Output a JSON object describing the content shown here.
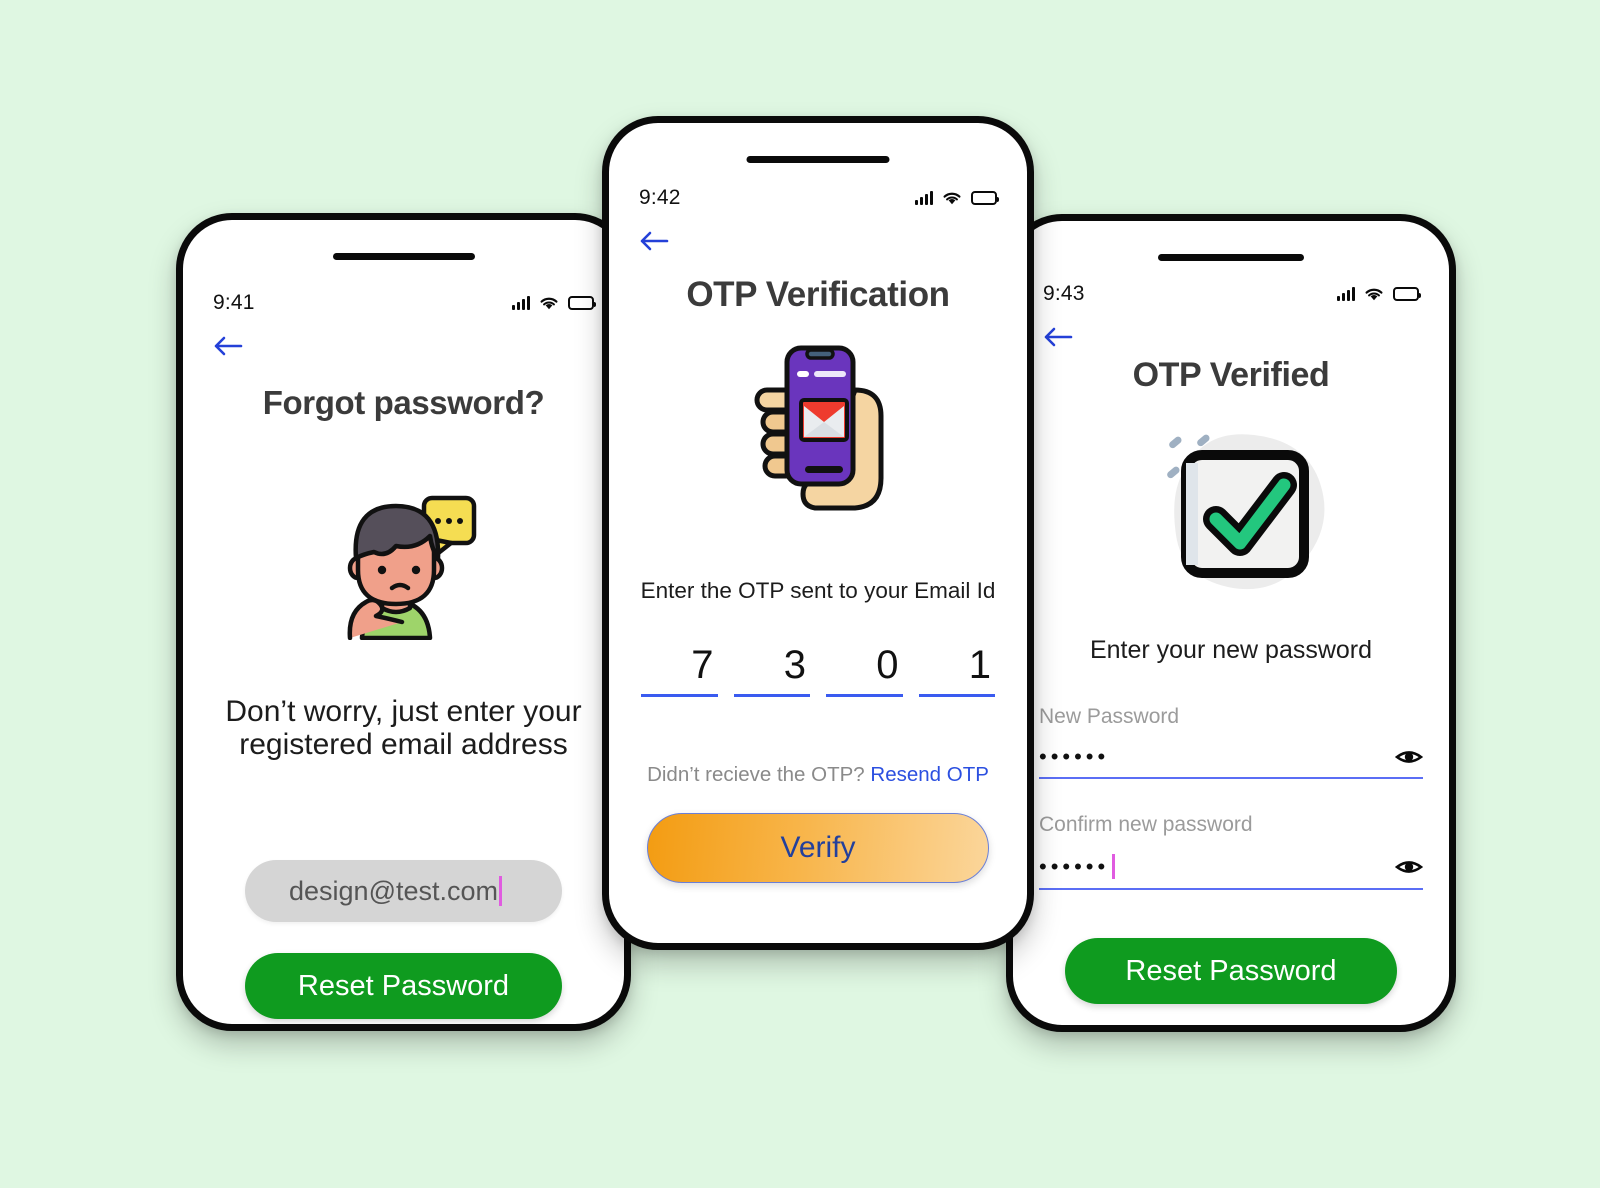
{
  "background_color": "#dff7e2",
  "accent_colors": {
    "primary_green": "#0f9b1f",
    "link_blue": "#2b4fe0",
    "underline_blue": "#3a5bf0",
    "verify_orange": "#f39c12",
    "caret_magenta": "#e05be0",
    "heading_gray": "#3b3b3b"
  },
  "screens": [
    {
      "id": "forgot-password",
      "status": {
        "time": "9:41",
        "signal_icon": "signal-bars-icon",
        "wifi_icon": "wifi-icon",
        "battery_icon": "battery-full-icon"
      },
      "back_icon": "back-arrow-icon",
      "title": "Forgot password?",
      "illustration": "thinking-person-illustration",
      "subtitle": "Don’t worry, just enter your registered email address",
      "email_input": {
        "value": "design@test.com",
        "placeholder": "design@test.com"
      },
      "primary_button": "Reset Password"
    },
    {
      "id": "otp-verification",
      "status": {
        "time": "9:42",
        "signal_icon": "signal-bars-icon",
        "wifi_icon": "wifi-icon",
        "battery_icon": "battery-full-icon"
      },
      "back_icon": "back-arrow-icon",
      "title": "OTP Verification",
      "illustration": "hand-holding-phone-gmail-illustration",
      "subtitle": "Enter the OTP sent to your Email Id",
      "otp_digits": [
        "7",
        "3",
        "0",
        "1"
      ],
      "resend_prompt": "Didn’t recieve the OTP?",
      "resend_link": "Resend OTP",
      "primary_button": "Verify"
    },
    {
      "id": "otp-verified",
      "status": {
        "time": "9:43",
        "signal_icon": "signal-bars-icon",
        "wifi_icon": "wifi-icon",
        "battery_icon": "battery-full-icon"
      },
      "back_icon": "back-arrow-icon",
      "title": "OTP Verified",
      "illustration": "green-checkmark-illustration",
      "subtitle": "Enter your new password",
      "new_password": {
        "label": "New Password",
        "value": "••••••",
        "toggle_icon": "eye-icon"
      },
      "confirm_password": {
        "label": "Confirm new password",
        "value": "••••••",
        "toggle_icon": "eye-icon"
      },
      "primary_button": "Reset Password"
    }
  ]
}
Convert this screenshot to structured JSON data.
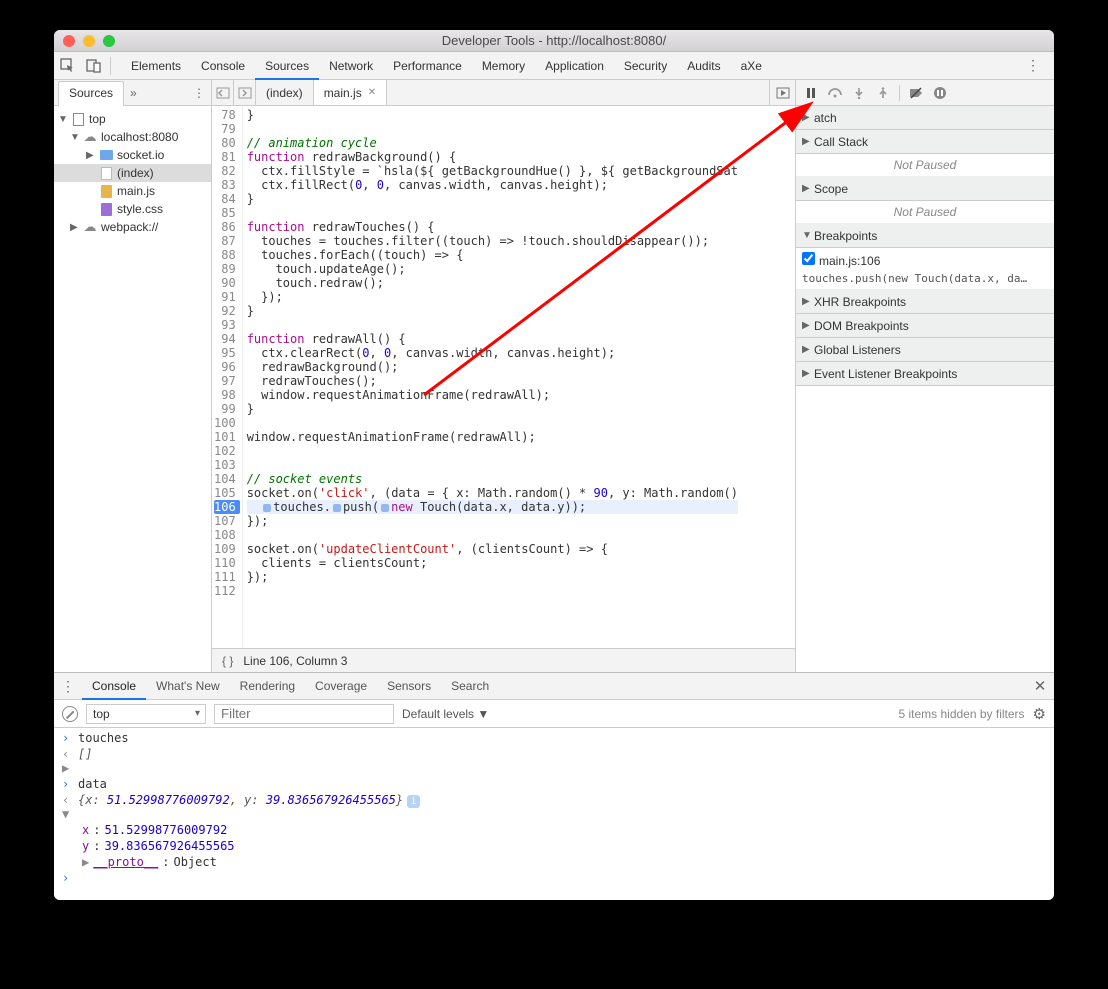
{
  "window": {
    "title": "Developer Tools - http://localhost:8080/"
  },
  "mainTabs": [
    "Elements",
    "Console",
    "Sources",
    "Network",
    "Performance",
    "Memory",
    "Application",
    "Security",
    "Audits",
    "aXe"
  ],
  "mainTabActive": "Sources",
  "sourcesSidebar": {
    "tab": "Sources",
    "tree": {
      "top": "top",
      "host": "localhost:8080",
      "folder1": "socket.io",
      "file_index": "(index)",
      "file_main": "main.js",
      "file_style": "style.css",
      "webpack": "webpack://"
    }
  },
  "fileTabs": {
    "index": "(index)",
    "main": "main.js"
  },
  "code": {
    "startLine": 78,
    "bpLine": 106,
    "lines": [
      "}",
      "",
      "// animation cycle",
      "function redrawBackground() {",
      "  ctx.fillStyle = `hsla(${ getBackgroundHue() }, ${ getBackgroundSat",
      "  ctx.fillRect(0, 0, canvas.width, canvas.height);",
      "}",
      "",
      "function redrawTouches() {",
      "  touches = touches.filter((touch) => !touch.shouldDisappear());",
      "  touches.forEach((touch) => {",
      "    touch.updateAge();",
      "    touch.redraw();",
      "  });",
      "}",
      "",
      "function redrawAll() {",
      "  ctx.clearRect(0, 0, canvas.width, canvas.height);",
      "  redrawBackground();",
      "  redrawTouches();",
      "  window.requestAnimationFrame(redrawAll);",
      "}",
      "",
      "window.requestAnimationFrame(redrawAll);",
      "",
      "",
      "// socket events",
      "socket.on('click', (data = { x: Math.random() * 90, y: Math.random()",
      "  touches.push(new Touch(data.x, data.y));",
      "});",
      "",
      "socket.on('updateClientCount', (clientsCount) => {",
      "  clients = clientsCount;",
      "});",
      ""
    ]
  },
  "statusBar": {
    "format": "{ }",
    "pos": "Line 106, Column 3"
  },
  "debugger": {
    "panes": {
      "watch": "atch",
      "callstack": "Call Stack",
      "callstack_body": "Not Paused",
      "scope": "Scope",
      "scope_body": "Not Paused",
      "breakpoints": "Breakpoints",
      "bp_file": "main.js:106",
      "bp_code": "touches.push(new Touch(data.x, da…",
      "xhr": "XHR Breakpoints",
      "dom": "DOM Breakpoints",
      "global": "Global Listeners",
      "event": "Event Listener Breakpoints"
    }
  },
  "drawer": {
    "tabs": [
      "Console",
      "What's New",
      "Rendering",
      "Coverage",
      "Sensors",
      "Search"
    ],
    "active": "Console",
    "context": "top",
    "filterPlaceholder": "Filter",
    "levels": "Default levels ▼",
    "hidden": "5 items hidden by filters"
  },
  "console": {
    "l1": "touches",
    "l2": "[]",
    "l3": "data",
    "l4_obj": "{x: 51.52998776009792, y: 39.836567926455565}",
    "l5_k": "x",
    "l5_v": "51.52998776009792",
    "l6_k": "y",
    "l6_v": "39.836567926455565",
    "l7": "__proto__",
    "l7_v": "Object"
  }
}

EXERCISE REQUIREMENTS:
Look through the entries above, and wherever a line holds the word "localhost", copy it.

SOLVED PROBLEM:
    "title": "Developer Tools - http://localhost:8080/"
      "host": "localhost:8080",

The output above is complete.